- Create a “book culture.” Take your reader to book signings. Go to local author events. Research an author, his background and interests – maybe write him letter and ask him questions (authors really do enjoy these). Schedule trips to the bookstore on Saturday mornings, during which you each get breakfast and coffee/hot chocolate, and read or peruse books for an hour.
- Go to a university library. Take your reader to the archives where the “old” books are kept. Imagine how much time and effort someone put into writing each one. See who can find the oldest (or weirdest) book. Look at the pictures. Smell the books. Look for ghosts. Then let your reader observe all the “cool” college kids reading at the library.
- Create a Summer Reading Challenge…for the entire family. Set a page count to be reached by the end of summer. Identify individual goals that are appropriate for each family member. Choose a fun reward to enjoy when the family reaches its goal (maybe a family rafting trip). Create a log so that reading progress can be tracked throughout the summer – review this at dinner time.
- Encourage your reader to create his own stories. These don’t have to be entirely original (you might notice they are based loosely on a book currently being read). Story-making unlocks imagination, nurtures appreciation of the creative process, and encourages outside-the-box thinking.
- Listen to books on tape. Take a minute to count up all the time you spend in the car together – on the way to and from school, the grocery, baseball practice, on trips, etc. Ask your reader to pick out a book on tape/CD from the library, and keep this in the car stereo. Every time you go somewhere, you can listen to another chapter. This offers a much better alternative to radio “noise,” helps your child transition to new activities, and provides a much needed escape from the reality of school and the dramatic lives of young adults.
- Let him read what he wants. If your reader is drawn only to Calvin and Hobbes, that’s fine. If he likes sports magazines, no problem. The goal is to encourage him to read, not to dictate what he reads. Kids are far more likely to read when they can pick what interests them. Besides, an astute parent knows that what a child chooses to read offers key information about his natural passions, interests, and gifts… Pay attention to these selections, as they can provide invaluable direction when it comes time to help him select a college major or career years from now.
- Read what he is reading… and read with him. If your reader enjoys Harry Potter, read Harry Potter. If he likes military history, read military history. And better yet, read a chapter or two aloud every night with him. This activity shows love, respect, and interest in your reader.
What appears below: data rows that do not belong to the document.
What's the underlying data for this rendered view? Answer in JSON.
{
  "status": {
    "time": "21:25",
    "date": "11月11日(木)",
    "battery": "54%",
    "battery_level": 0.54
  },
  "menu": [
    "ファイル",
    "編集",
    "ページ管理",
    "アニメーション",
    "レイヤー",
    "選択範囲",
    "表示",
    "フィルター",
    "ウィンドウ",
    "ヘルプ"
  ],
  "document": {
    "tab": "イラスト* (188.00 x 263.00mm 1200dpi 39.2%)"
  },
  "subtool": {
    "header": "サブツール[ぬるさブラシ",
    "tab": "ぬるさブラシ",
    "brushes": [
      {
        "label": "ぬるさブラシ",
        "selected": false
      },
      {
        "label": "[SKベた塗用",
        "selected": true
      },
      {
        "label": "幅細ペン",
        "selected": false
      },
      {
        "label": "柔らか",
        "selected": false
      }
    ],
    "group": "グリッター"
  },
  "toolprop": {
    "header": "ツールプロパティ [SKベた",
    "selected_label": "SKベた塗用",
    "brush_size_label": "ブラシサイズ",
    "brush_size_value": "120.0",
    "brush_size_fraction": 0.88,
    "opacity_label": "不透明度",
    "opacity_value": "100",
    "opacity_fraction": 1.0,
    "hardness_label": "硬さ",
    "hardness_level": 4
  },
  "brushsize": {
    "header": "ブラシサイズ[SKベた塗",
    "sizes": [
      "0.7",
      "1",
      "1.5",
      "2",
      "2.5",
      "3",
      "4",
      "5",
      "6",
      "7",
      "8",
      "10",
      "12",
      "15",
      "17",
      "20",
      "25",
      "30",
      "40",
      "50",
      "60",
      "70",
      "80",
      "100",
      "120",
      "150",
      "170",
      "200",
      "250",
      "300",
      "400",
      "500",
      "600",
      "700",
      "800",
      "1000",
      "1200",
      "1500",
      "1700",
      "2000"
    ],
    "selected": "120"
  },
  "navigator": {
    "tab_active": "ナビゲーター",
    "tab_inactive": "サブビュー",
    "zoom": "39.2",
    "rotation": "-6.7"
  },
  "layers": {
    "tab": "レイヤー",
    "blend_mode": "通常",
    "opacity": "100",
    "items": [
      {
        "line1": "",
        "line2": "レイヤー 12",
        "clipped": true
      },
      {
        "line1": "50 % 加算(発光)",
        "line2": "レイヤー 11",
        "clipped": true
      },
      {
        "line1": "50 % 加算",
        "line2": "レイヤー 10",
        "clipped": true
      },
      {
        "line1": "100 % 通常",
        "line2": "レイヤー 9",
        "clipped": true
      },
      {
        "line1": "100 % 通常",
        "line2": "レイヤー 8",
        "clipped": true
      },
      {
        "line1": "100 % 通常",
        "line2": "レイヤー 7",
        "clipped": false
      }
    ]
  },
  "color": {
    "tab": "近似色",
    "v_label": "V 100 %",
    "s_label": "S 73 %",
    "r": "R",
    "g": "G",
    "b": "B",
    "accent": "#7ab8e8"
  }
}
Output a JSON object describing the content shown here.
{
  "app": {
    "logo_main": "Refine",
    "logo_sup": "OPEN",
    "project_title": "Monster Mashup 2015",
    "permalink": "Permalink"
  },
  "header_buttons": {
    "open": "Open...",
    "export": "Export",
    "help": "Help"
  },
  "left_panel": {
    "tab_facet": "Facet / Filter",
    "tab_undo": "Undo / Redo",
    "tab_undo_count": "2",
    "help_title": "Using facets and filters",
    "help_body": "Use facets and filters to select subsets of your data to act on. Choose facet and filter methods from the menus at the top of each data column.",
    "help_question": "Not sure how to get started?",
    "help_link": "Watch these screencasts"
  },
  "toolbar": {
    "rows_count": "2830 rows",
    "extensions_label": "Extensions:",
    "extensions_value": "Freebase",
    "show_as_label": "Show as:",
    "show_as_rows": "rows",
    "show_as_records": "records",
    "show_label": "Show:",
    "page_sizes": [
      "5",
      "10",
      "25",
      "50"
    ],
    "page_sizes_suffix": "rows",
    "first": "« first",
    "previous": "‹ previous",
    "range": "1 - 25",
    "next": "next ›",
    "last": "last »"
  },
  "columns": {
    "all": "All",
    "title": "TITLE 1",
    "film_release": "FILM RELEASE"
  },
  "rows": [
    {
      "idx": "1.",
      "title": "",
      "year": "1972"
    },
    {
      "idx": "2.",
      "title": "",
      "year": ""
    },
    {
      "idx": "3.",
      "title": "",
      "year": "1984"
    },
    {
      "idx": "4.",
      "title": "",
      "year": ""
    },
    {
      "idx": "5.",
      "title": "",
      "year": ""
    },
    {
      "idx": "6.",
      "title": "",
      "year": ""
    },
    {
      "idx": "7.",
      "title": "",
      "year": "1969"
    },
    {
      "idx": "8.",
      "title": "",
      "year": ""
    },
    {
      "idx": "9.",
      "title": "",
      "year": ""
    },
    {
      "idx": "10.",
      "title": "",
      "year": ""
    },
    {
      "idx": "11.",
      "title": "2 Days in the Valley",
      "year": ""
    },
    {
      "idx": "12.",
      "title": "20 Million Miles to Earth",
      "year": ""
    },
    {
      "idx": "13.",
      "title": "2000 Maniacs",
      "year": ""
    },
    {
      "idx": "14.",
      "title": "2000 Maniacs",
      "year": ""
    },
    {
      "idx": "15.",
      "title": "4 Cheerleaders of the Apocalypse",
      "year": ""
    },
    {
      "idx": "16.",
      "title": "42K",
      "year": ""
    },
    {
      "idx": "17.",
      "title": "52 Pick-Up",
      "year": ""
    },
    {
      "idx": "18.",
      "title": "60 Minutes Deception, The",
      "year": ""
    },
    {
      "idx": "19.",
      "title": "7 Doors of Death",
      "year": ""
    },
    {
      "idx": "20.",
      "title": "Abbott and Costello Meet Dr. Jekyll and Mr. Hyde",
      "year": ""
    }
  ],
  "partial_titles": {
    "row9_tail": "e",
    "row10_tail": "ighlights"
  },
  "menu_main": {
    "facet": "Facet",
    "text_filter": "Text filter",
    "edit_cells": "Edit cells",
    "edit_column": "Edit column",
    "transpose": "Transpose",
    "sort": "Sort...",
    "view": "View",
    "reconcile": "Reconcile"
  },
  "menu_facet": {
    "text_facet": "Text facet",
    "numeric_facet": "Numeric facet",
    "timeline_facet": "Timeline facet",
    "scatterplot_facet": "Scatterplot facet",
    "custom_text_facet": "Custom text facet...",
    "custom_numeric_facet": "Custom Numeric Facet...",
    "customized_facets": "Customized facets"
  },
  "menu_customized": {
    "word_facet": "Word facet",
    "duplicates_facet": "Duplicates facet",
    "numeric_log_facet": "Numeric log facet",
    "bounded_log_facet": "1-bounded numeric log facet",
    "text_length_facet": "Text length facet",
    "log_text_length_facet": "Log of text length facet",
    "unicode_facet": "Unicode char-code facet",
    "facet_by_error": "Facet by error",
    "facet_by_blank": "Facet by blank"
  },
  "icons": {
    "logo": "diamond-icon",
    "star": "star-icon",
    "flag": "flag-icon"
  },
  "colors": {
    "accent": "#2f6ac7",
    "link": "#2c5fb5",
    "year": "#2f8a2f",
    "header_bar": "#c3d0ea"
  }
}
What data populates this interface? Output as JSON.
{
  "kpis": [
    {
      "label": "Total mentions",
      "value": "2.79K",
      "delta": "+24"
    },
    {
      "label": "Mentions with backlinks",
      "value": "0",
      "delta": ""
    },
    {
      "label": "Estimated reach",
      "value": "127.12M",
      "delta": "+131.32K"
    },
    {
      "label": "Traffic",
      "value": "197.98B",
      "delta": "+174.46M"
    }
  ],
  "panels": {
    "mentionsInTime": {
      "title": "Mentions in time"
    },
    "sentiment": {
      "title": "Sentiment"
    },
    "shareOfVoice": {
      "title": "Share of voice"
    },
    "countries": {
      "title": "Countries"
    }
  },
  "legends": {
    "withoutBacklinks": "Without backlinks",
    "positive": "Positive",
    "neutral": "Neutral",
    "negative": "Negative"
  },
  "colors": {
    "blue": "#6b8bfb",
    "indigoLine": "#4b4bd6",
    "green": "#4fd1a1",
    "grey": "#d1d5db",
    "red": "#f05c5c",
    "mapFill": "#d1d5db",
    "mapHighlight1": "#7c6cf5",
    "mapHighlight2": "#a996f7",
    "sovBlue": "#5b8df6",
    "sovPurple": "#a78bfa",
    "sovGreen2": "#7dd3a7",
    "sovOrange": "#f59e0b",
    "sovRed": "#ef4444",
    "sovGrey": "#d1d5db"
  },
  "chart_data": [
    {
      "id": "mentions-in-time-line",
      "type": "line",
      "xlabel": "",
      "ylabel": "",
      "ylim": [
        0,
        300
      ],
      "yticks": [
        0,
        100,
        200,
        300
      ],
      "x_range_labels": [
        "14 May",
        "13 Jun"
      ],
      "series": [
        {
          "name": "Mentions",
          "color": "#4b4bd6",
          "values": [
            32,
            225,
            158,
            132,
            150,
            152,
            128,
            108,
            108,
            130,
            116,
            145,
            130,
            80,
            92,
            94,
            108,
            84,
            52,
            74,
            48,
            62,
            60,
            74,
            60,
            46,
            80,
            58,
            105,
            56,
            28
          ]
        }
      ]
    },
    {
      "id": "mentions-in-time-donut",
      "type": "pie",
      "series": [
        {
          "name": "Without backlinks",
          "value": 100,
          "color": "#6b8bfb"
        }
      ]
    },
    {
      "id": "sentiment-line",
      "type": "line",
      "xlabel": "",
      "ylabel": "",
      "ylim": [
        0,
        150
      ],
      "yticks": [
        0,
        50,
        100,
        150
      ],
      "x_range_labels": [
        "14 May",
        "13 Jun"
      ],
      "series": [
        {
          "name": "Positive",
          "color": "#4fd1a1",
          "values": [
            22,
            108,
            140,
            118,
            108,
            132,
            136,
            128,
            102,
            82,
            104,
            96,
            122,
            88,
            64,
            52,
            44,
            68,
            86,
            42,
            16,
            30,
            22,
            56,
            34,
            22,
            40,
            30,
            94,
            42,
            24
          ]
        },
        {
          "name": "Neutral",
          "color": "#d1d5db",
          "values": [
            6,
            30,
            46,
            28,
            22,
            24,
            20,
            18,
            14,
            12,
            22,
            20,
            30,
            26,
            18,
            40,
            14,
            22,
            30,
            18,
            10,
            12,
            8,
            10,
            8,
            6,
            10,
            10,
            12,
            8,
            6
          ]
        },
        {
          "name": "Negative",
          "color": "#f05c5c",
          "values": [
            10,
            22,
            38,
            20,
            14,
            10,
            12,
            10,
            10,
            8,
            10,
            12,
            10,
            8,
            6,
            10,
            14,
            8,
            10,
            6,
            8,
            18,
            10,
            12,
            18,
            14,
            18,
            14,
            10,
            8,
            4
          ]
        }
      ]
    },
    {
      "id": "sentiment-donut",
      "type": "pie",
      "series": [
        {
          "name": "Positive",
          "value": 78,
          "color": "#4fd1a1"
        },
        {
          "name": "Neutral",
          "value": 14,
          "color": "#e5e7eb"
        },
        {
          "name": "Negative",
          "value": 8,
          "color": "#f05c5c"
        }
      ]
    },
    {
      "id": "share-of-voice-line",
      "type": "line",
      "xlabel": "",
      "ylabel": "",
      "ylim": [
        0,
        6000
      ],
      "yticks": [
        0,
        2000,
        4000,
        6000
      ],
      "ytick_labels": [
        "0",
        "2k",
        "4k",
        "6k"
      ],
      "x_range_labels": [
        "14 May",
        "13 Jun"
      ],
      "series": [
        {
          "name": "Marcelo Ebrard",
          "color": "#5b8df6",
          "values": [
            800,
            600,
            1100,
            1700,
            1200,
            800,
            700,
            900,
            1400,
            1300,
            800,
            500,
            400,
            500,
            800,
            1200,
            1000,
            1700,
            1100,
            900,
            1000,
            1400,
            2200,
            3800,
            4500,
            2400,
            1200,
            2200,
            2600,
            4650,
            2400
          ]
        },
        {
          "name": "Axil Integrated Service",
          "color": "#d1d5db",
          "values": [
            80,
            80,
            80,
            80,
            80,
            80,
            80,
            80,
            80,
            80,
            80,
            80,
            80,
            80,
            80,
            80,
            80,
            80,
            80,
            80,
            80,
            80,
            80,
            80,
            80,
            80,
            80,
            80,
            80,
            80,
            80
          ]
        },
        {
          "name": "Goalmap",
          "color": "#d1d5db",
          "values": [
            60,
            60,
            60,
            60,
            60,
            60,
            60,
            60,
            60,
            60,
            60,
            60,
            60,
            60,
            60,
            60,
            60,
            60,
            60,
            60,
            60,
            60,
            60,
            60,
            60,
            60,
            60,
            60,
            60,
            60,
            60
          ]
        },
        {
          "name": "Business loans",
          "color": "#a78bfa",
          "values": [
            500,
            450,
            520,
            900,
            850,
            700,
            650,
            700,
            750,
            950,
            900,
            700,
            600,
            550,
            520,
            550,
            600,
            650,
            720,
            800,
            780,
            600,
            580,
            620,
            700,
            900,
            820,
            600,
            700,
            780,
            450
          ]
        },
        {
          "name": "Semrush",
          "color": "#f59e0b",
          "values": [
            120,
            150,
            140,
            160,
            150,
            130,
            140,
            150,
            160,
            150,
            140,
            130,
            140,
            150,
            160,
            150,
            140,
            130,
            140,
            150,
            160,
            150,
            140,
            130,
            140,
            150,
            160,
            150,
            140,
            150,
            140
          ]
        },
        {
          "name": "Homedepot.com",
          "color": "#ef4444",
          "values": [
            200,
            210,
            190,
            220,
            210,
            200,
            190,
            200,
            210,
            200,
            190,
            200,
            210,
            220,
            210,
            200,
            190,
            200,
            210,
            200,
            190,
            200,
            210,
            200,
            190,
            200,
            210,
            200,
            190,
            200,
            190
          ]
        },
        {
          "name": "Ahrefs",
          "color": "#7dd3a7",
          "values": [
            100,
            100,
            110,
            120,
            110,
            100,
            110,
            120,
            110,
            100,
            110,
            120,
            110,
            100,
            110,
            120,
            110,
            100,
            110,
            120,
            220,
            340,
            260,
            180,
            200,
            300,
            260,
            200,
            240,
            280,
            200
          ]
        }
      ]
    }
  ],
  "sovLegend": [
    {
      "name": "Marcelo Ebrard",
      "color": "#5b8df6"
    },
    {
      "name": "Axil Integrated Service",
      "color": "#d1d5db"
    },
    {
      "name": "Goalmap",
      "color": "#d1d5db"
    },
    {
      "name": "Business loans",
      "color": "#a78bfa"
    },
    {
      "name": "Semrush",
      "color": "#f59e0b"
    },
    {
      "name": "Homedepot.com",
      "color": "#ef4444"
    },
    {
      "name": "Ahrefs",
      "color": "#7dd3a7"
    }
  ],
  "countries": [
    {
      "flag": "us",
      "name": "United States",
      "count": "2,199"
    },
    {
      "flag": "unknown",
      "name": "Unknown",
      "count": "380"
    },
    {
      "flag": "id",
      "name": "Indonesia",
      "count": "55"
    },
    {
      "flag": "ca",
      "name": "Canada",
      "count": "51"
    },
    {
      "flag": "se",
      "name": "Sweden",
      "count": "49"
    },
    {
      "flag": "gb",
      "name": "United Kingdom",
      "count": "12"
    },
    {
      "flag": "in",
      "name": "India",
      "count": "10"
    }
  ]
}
- Let him see you reading. If you want your child to read, model reading. Turn off the television and unplug the internet. Make a cup of cocoa and a snack, put on some classical music if you’d like, and read. Or pack a picnic, go to the park, and pick out a nice shade tree.
- Get an evaluation. If your child avoids reading altogether, complains about his eyes hurting, skips (or rereads) lines, inserts (or misses words), or has difficulty recounting what he has read…. consider having him evaluated to rule out a visual processing problem or other challenge that may negatively impact his ability to read.
Do you have ideas? Please comment below or email me with your own successes – I will compile them in a follow up blog post.
– Dr. Katen
©2016 Individual Matters, LLC. All rights reserved. Feel free to republish so long as credit is given.